What to do: For this exercise, copy the data exactly and omit any images.

═══ Data in this exercise

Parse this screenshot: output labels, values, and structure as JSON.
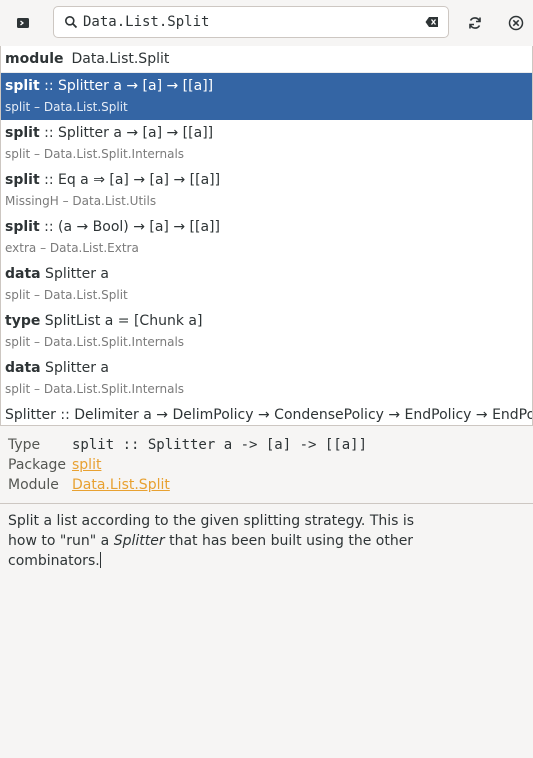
{
  "search": {
    "value": "Data.List.Split",
    "placeholder": ""
  },
  "module_row": {
    "keyword": "module",
    "name": "Data.List.Split"
  },
  "results": [
    {
      "keyword": "split",
      "sig": " :: Splitter a → [a] → [[a]]",
      "source": "split – Data.List.Split",
      "selected": true
    },
    {
      "keyword": "split",
      "sig": " :: Splitter a → [a] → [[a]]",
      "source": "split – Data.List.Split.Internals"
    },
    {
      "keyword": "split",
      "sig": " :: Eq a ⇒ [a] → [a] → [[a]]",
      "source": "MissingH – Data.List.Utils"
    },
    {
      "keyword": "split",
      "sig": " :: (a → Bool) → [a] → [[a]]",
      "source": "extra – Data.List.Extra"
    },
    {
      "keyword": "data",
      "sig": " Splitter a",
      "source": "split – Data.List.Split"
    },
    {
      "keyword": "type",
      "sig": " SplitList a = [Chunk a]",
      "source": "split – Data.List.Split.Internals"
    },
    {
      "keyword": "data",
      "sig": " Splitter a",
      "source": "split – Data.List.Split.Internals"
    }
  ],
  "last_row": "Splitter :: Delimiter a → DelimPolicy → CondensePolicy → EndPolicy → EndPolicy → Splitter a",
  "details": {
    "type_label": "Type",
    "type_value": "split :: Splitter a -> [a] -> [[a]]",
    "package_label": "Package",
    "package_value": "split",
    "module_label": "Module",
    "module_value": "Data.List.Split"
  },
  "doc": {
    "part1": "Split a list according to the given splitting strategy. This is how to \"run\" a ",
    "em": "Splitter",
    "part2": " that has been built using the other combinators."
  },
  "colors": {
    "selection": "#3465a4",
    "link": "#e8a131"
  },
  "icons": {
    "left": "terminal-icon",
    "search": "search-icon",
    "clear": "clear-text-icon",
    "refresh": "refresh-icon",
    "close": "close-icon"
  }
}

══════

Your response:
Parse this screenshot: output labels, values, and structure as JSON.
{
  "search": {
    "value": "Data.List.Split",
    "placeholder": ""
  },
  "module_row": {
    "keyword": "module",
    "name": "Data.List.Split"
  },
  "results": [
    {
      "keyword": "split",
      "sig": " :: Splitter a → [a] → [[a]]",
      "source": "split – Data.List.Split",
      "selected": true
    },
    {
      "keyword": "split",
      "sig": " :: Splitter a → [a] → [[a]]",
      "source": "split – Data.List.Split.Internals"
    },
    {
      "keyword": "split",
      "sig": " :: Eq a ⇒ [a] → [a] → [[a]]",
      "source": "MissingH – Data.List.Utils"
    },
    {
      "keyword": "split",
      "sig": " :: (a → Bool) → [a] → [[a]]",
      "source": "extra – Data.List.Extra"
    },
    {
      "keyword": "data",
      "sig": " Splitter a",
      "source": "split – Data.List.Split"
    },
    {
      "keyword": "type",
      "sig": " SplitList a = [Chunk a]",
      "source": "split – Data.List.Split.Internals"
    },
    {
      "keyword": "data",
      "sig": " Splitter a",
      "source": "split – Data.List.Split.Internals"
    }
  ],
  "last_row": "Splitter :: Delimiter a → DelimPolicy → CondensePolicy → EndPolicy → EndPolicy → Splitter a",
  "details": {
    "type_label": "Type",
    "type_value": "split :: Splitter a -> [a] -> [[a]]",
    "package_label": "Package",
    "package_value": "split",
    "module_label": "Module",
    "module_value": "Data.List.Split"
  },
  "doc": {
    "part1": "Split a list according to the given splitting strategy. This is how to \"run\" a ",
    "em": "Splitter",
    "part2": " that has been built using the other combinators."
  },
  "colors": {
    "selection": "#3465a4",
    "link": "#e8a131"
  },
  "icons": {
    "left": "terminal-icon",
    "search": "search-icon",
    "clear": "clear-text-icon",
    "refresh": "refresh-icon",
    "close": "close-icon"
  }
}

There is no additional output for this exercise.